* Exercise requirements *
Wherever a picture appears, skip it and retype the rest of the data exactly.

* Data provided *
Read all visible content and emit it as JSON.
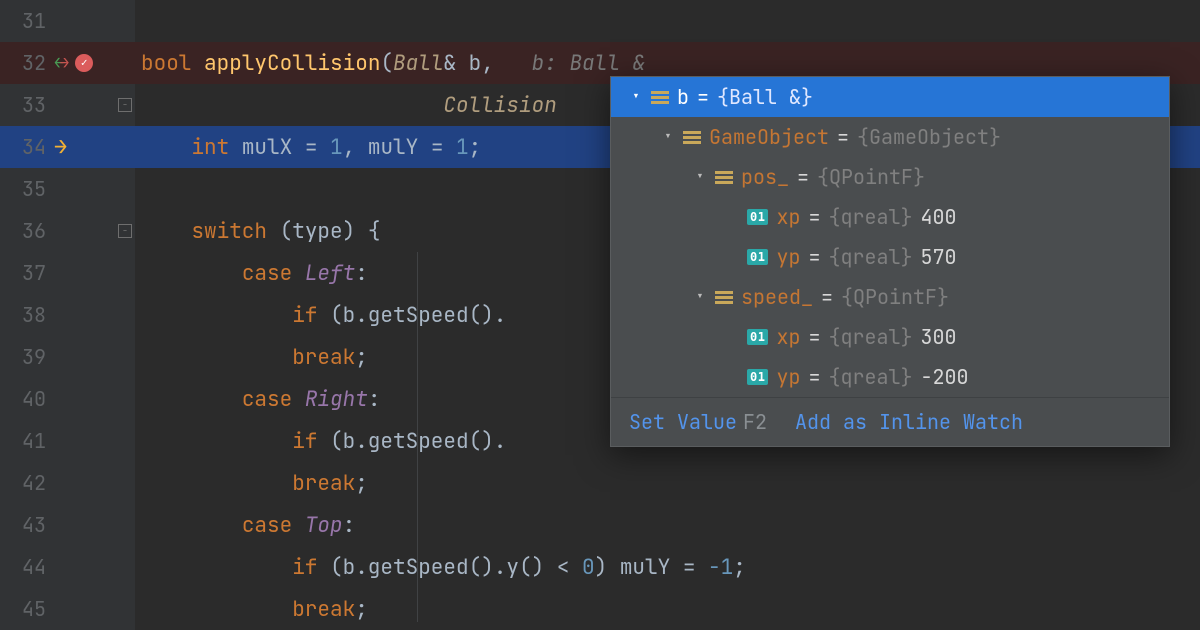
{
  "editor": {
    "lines": {
      "31": {
        "num": "31"
      },
      "32": {
        "num": "32",
        "kw_bool": "bool",
        "fn": "applyCollision",
        "lparen": "(",
        "type1": "Ball",
        "amp": "& ",
        "param1": "b",
        "comma": ", ",
        "hint": "  b: Ball &"
      },
      "33": {
        "num": "33",
        "indent": "                        ",
        "type2": "Collision"
      },
      "34": {
        "num": "34",
        "indent": "    ",
        "kw_int": "int",
        "var1": " mulX ",
        "eq1": "= ",
        "val1": "1",
        "comma": ", ",
        "var2": "mulY ",
        "eq2": "= ",
        "val2": "1",
        "semi": ";"
      },
      "35": {
        "num": "35"
      },
      "36": {
        "num": "36",
        "indent": "    ",
        "kw": "switch",
        "rest": " (type) {"
      },
      "37": {
        "num": "37",
        "indent": "        ",
        "kw": "case ",
        "enum": "Left",
        "colon": ":"
      },
      "38": {
        "num": "38",
        "indent": "            ",
        "kw": "if",
        "rest": " (b.getSpeed()."
      },
      "39": {
        "num": "39",
        "indent": "            ",
        "kw": "break",
        "semi": ";"
      },
      "40": {
        "num": "40",
        "indent": "        ",
        "kw": "case ",
        "enum": "Right",
        "colon": ":"
      },
      "41": {
        "num": "41",
        "indent": "            ",
        "kw": "if",
        "rest": " (b.getSpeed()."
      },
      "42": {
        "num": "42",
        "indent": "            ",
        "kw": "break",
        "semi": ";"
      },
      "43": {
        "num": "43",
        "indent": "        ",
        "kw": "case ",
        "enum": "Top",
        "colon": ":"
      },
      "44": {
        "num": "44",
        "indent": "            ",
        "kw": "if",
        "rest_a": " (b.getSpeed().y() < ",
        "zero": "0",
        "rest_b": ") mulY = ",
        "neg1": "-1",
        "semi": ";"
      },
      "45": {
        "num": "45",
        "indent": "            ",
        "kw": "break",
        "semi": ";"
      }
    }
  },
  "popup": {
    "rows": [
      {
        "indent": 0,
        "expanded": true,
        "icon": "struct",
        "key": "b",
        "eq": " = ",
        "type": "{Ball &}",
        "val": "",
        "selected": true
      },
      {
        "indent": 1,
        "expanded": true,
        "icon": "struct",
        "key": "GameObject",
        "eq": " = ",
        "type": "{GameObject}",
        "val": ""
      },
      {
        "indent": 2,
        "expanded": true,
        "icon": "struct",
        "key": "pos_",
        "eq": " = ",
        "type": "{QPointF}",
        "val": ""
      },
      {
        "indent": 3,
        "icon": "prim",
        "key": "xp",
        "eq": " = ",
        "type": "{qreal}",
        "val": " 400"
      },
      {
        "indent": 3,
        "icon": "prim",
        "key": "yp",
        "eq": " = ",
        "type": "{qreal}",
        "val": " 570"
      },
      {
        "indent": 2,
        "expanded": true,
        "icon": "struct",
        "key": "speed_",
        "eq": " = ",
        "type": "{QPointF}",
        "val": ""
      },
      {
        "indent": 3,
        "icon": "prim",
        "key": "xp",
        "eq": " = ",
        "type": "{qreal}",
        "val": " 300"
      },
      {
        "indent": 3,
        "icon": "prim",
        "key": "yp",
        "eq": " = ",
        "type": "{qreal}",
        "val": " -200"
      }
    ],
    "footer": {
      "set_value": "Set Value",
      "set_value_key": "F2",
      "add_watch": "Add as Inline Watch"
    },
    "prim_badge": "01"
  }
}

* Answer to this exercise *
Read all visible content and emit it as JSON.
{
  "editor": {
    "lines": {
      "31": {
        "num": "31"
      },
      "32": {
        "num": "32",
        "kw_bool": "bool",
        "fn": "applyCollision",
        "lparen": "(",
        "type1": "Ball",
        "amp": "& ",
        "param1": "b",
        "comma": ", ",
        "hint": "  b: Ball &"
      },
      "33": {
        "num": "33",
        "indent": "                        ",
        "type2": "Collision"
      },
      "34": {
        "num": "34",
        "indent": "    ",
        "kw_int": "int",
        "var1": " mulX ",
        "eq1": "= ",
        "val1": "1",
        "comma": ", ",
        "var2": "mulY ",
        "eq2": "= ",
        "val2": "1",
        "semi": ";"
      },
      "35": {
        "num": "35"
      },
      "36": {
        "num": "36",
        "indent": "    ",
        "kw": "switch",
        "rest": " (type) {"
      },
      "37": {
        "num": "37",
        "indent": "        ",
        "kw": "case ",
        "enum": "Left",
        "colon": ":"
      },
      "38": {
        "num": "38",
        "indent": "            ",
        "kw": "if",
        "rest": " (b.getSpeed()."
      },
      "39": {
        "num": "39",
        "indent": "            ",
        "kw": "break",
        "semi": ";"
      },
      "40": {
        "num": "40",
        "indent": "        ",
        "kw": "case ",
        "enum": "Right",
        "colon": ":"
      },
      "41": {
        "num": "41",
        "indent": "            ",
        "kw": "if",
        "rest": " (b.getSpeed()."
      },
      "42": {
        "num": "42",
        "indent": "            ",
        "kw": "break",
        "semi": ";"
      },
      "43": {
        "num": "43",
        "indent": "        ",
        "kw": "case ",
        "enum": "Top",
        "colon": ":"
      },
      "44": {
        "num": "44",
        "indent": "            ",
        "kw": "if",
        "rest_a": " (b.getSpeed().y() < ",
        "zero": "0",
        "rest_b": ") mulY = ",
        "neg1": "-1",
        "semi": ";"
      },
      "45": {
        "num": "45",
        "indent": "            ",
        "kw": "break",
        "semi": ";"
      }
    }
  },
  "popup": {
    "rows": [
      {
        "indent": 0,
        "expanded": true,
        "icon": "struct",
        "key": "b",
        "eq": " = ",
        "type": "{Ball &}",
        "val": "",
        "selected": true
      },
      {
        "indent": 1,
        "expanded": true,
        "icon": "struct",
        "key": "GameObject",
        "eq": " = ",
        "type": "{GameObject}",
        "val": ""
      },
      {
        "indent": 2,
        "expanded": true,
        "icon": "struct",
        "key": "pos_",
        "eq": " = ",
        "type": "{QPointF}",
        "val": ""
      },
      {
        "indent": 3,
        "icon": "prim",
        "key": "xp",
        "eq": " = ",
        "type": "{qreal}",
        "val": " 400"
      },
      {
        "indent": 3,
        "icon": "prim",
        "key": "yp",
        "eq": " = ",
        "type": "{qreal}",
        "val": " 570"
      },
      {
        "indent": 2,
        "expanded": true,
        "icon": "struct",
        "key": "speed_",
        "eq": " = ",
        "type": "{QPointF}",
        "val": ""
      },
      {
        "indent": 3,
        "icon": "prim",
        "key": "xp",
        "eq": " = ",
        "type": "{qreal}",
        "val": " 300"
      },
      {
        "indent": 3,
        "icon": "prim",
        "key": "yp",
        "eq": " = ",
        "type": "{qreal}",
        "val": " -200"
      }
    ],
    "footer": {
      "set_value": "Set Value",
      "set_value_key": "F2",
      "add_watch": "Add as Inline Watch"
    },
    "prim_badge": "01"
  }
}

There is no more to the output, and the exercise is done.